• **Component data from apps and pages**
---------------
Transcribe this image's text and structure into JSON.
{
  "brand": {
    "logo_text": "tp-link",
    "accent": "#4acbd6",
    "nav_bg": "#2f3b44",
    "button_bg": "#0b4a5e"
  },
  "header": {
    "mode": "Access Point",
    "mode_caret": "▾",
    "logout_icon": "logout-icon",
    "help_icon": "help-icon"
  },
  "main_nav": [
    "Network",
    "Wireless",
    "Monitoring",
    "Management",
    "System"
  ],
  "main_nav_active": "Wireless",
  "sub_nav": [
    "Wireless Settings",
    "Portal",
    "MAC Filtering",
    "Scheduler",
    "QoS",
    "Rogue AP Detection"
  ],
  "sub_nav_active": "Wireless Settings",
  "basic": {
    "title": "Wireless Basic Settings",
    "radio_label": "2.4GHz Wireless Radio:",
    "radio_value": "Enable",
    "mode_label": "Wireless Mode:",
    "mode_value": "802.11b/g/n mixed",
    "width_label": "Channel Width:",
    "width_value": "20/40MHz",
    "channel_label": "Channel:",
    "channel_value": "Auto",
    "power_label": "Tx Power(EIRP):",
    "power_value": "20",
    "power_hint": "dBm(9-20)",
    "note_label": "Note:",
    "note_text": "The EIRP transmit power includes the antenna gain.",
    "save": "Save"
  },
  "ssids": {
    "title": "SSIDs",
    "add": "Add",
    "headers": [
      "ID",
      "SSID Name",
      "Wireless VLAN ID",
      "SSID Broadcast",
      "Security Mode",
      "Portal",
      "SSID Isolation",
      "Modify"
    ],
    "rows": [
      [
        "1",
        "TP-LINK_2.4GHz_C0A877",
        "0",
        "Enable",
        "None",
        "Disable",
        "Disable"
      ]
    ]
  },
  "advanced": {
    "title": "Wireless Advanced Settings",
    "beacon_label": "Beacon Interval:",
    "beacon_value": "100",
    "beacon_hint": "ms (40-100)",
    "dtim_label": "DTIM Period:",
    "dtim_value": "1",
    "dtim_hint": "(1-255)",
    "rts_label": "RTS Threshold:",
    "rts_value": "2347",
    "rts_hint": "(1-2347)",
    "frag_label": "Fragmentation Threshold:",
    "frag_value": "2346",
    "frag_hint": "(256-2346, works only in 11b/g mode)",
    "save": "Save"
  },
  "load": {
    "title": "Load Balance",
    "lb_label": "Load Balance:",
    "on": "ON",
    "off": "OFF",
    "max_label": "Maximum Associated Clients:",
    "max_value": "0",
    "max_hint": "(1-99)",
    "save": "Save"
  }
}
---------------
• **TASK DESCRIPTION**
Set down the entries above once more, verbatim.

• **REPLY**
Transcribe this image's text and structure into JSON.
{
  "brand": {
    "logo_text": "tp-link",
    "accent": "#4acbd6",
    "nav_bg": "#2f3b44",
    "button_bg": "#0b4a5e"
  },
  "header": {
    "mode": "Access Point",
    "mode_caret": "▾",
    "logout_icon": "logout-icon",
    "help_icon": "help-icon"
  },
  "main_nav": [
    "Network",
    "Wireless",
    "Monitoring",
    "Management",
    "System"
  ],
  "main_nav_active": "Wireless",
  "sub_nav": [
    "Wireless Settings",
    "Portal",
    "MAC Filtering",
    "Scheduler",
    "QoS",
    "Rogue AP Detection"
  ],
  "sub_nav_active": "Wireless Settings",
  "basic": {
    "title": "Wireless Basic Settings",
    "radio_label": "2.4GHz Wireless Radio:",
    "radio_value": "Enable",
    "mode_label": "Wireless Mode:",
    "mode_value": "802.11b/g/n mixed",
    "width_label": "Channel Width:",
    "width_value": "20/40MHz",
    "channel_label": "Channel:",
    "channel_value": "Auto",
    "power_label": "Tx Power(EIRP):",
    "power_value": "20",
    "power_hint": "dBm(9-20)",
    "note_label": "Note:",
    "note_text": "The EIRP transmit power includes the antenna gain.",
    "save": "Save"
  },
  "ssids": {
    "title": "SSIDs",
    "add": "Add",
    "headers": [
      "ID",
      "SSID Name",
      "Wireless VLAN ID",
      "SSID Broadcast",
      "Security Mode",
      "Portal",
      "SSID Isolation",
      "Modify"
    ],
    "rows": [
      [
        "1",
        "TP-LINK_2.4GHz_C0A877",
        "0",
        "Enable",
        "None",
        "Disable",
        "Disable"
      ]
    ]
  },
  "advanced": {
    "title": "Wireless Advanced Settings",
    "beacon_label": "Beacon Interval:",
    "beacon_value": "100",
    "beacon_hint": "ms (40-100)",
    "dtim_label": "DTIM Period:",
    "dtim_value": "1",
    "dtim_hint": "(1-255)",
    "rts_label": "RTS Threshold:",
    "rts_value": "2347",
    "rts_hint": "(1-2347)",
    "frag_label": "Fragmentation Threshold:",
    "frag_value": "2346",
    "frag_hint": "(256-2346, works only in 11b/g mode)",
    "save": "Save"
  },
  "load": {
    "title": "Load Balance",
    "lb_label": "Load Balance:",
    "on": "ON",
    "off": "OFF",
    "max_label": "Maximum Associated Clients:",
    "max_value": "0",
    "max_hint": "(1-99)",
    "save": "Save"
  }
}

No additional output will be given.